Many aspects of Gov. Scott Walker’s 2015-’17 budget have come under heavy criticism, but this headline on a state Democratic Party news release really caught our attention:
"Scott Walker's Iowa Caucus Budget Would Sell Off Wisconsin's State Parks."
The Iowa part didn’t surprise us -- it’s just the party’s latest dig at Walker for spending more time out of state as he weighs a potential 2016 presidential bid. That includes Iowa, home to the first voting in that contest.
But would Walker’s budget "sell off Wisconsin’s state parks"? As in, to private bidders?
No. It wouldn’t.
When we asked Democratic Party spokeswoman Melissa Baldauff for evidence to support the claim, it became evident that there was some false advertising in the news release.
"We are referring to the proposals by Walker administration officials at the DNR to sell off naming rights to the state parks to offset his budget cuts to the state park system," Baldauff wrote in an email, adding "the people who do live here aren't likely to want to see our richest natural resources sold off to corporations and campaign donors."
OK. But selling naming rights is far, far different than selling any of Wisconsin’s 64 state parks, forests and recreational areas. And even that is not in the budget itself. Rather, naming rights is an idea that came up in questioning during a March 3, 2015, hearing of the Joint Finance Committee.
Under Walker’s budget, state parks would have to sustain themselves through higher admission and camping fees. That stirred questions from lawmakers when Department of Natural Resources Secretary Cathy Stepp, a Walker appointee, testified.
State Sen. Jon Erpenbach, D-Middleton, quizzed Stepp about her plans for keeping the state parks in business.
A video of the meeting shows that Stepp said there was sufficient money to run the parks for the next two years, and said officials would use the time to consider ways to best fund parks beyond that.
Said Stepp: "We also are going to be engaged in conversations with external partners and opportunities for us to be able to leverage -- I guess for lack of a better word -- more support within our state parks."
The senator asked whether that meant Stepp was considering selling state parks.
"Well, we’re not talking about that," Stepp responded.
Despite her answer, Erpenbach pressed on and asked if sale of parks had been discussed within the agency.

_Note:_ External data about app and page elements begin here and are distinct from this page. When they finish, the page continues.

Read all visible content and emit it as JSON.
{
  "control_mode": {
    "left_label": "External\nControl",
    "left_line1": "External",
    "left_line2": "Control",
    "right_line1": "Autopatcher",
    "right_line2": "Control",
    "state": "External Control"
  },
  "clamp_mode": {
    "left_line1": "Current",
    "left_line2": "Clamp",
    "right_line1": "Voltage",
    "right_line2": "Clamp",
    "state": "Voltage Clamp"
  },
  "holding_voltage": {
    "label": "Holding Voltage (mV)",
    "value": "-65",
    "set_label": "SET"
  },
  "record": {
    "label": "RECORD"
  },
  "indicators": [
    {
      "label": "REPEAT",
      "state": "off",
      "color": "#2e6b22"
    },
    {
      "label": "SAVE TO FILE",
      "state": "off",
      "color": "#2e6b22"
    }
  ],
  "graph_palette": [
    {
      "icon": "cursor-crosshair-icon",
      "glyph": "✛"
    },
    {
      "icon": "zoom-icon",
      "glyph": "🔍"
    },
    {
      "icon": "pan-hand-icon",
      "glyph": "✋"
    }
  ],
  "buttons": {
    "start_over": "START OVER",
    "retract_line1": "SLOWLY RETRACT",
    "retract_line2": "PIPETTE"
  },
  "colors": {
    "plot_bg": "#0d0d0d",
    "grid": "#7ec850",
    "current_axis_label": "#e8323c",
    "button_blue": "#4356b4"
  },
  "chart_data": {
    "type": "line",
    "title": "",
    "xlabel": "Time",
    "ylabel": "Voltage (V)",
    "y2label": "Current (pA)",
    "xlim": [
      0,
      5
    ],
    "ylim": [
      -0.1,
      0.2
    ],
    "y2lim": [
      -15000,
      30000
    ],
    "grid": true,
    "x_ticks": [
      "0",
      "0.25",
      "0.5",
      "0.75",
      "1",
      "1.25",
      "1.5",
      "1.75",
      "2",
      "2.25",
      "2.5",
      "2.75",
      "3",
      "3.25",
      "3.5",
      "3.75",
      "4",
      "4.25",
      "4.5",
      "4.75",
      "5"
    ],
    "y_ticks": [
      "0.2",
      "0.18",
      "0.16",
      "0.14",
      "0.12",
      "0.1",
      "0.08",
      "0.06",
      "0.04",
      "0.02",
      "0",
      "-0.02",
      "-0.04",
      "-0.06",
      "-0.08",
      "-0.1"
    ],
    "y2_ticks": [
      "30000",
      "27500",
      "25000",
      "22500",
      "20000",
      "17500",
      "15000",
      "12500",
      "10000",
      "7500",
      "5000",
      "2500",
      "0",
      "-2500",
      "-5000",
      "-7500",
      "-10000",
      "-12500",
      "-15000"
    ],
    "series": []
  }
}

"We have not discussed that at this point...it’s very premature. I don’t anticipate that’s going to be a problem," she said. "We’re talking about engaging with external partners for opportunities for, say, concessions, sponsorships, while still maintaining the integrity and the unique state park experience for our users."
Stepp declined Erpenbach’s invitation to say what the state might be willing to accept for, say, a sponsorship of Devil’s Lake, the most-visited state park.
When we reached out to the department, assistant deputy secretary Michael Bruhn said in an email that Stepp was drawn into the selling of parks discussion by the questions.
"Cathy’s testimony did NOT say anything about selling state parks. Senator Erpenbach made the claim," he wrote. "We are NOT considering selling state parks."
The state Democratic Party of Wisconsin said Walker’s budget "would sell off Wisconsin’s state parks."
But that is not included in the budget, and Stepp said during testimony it was not under consideration. At best, what is up for discussion is the potential sale of naming rights as a way to derive extra revenue for the parks.
We rate the claim False.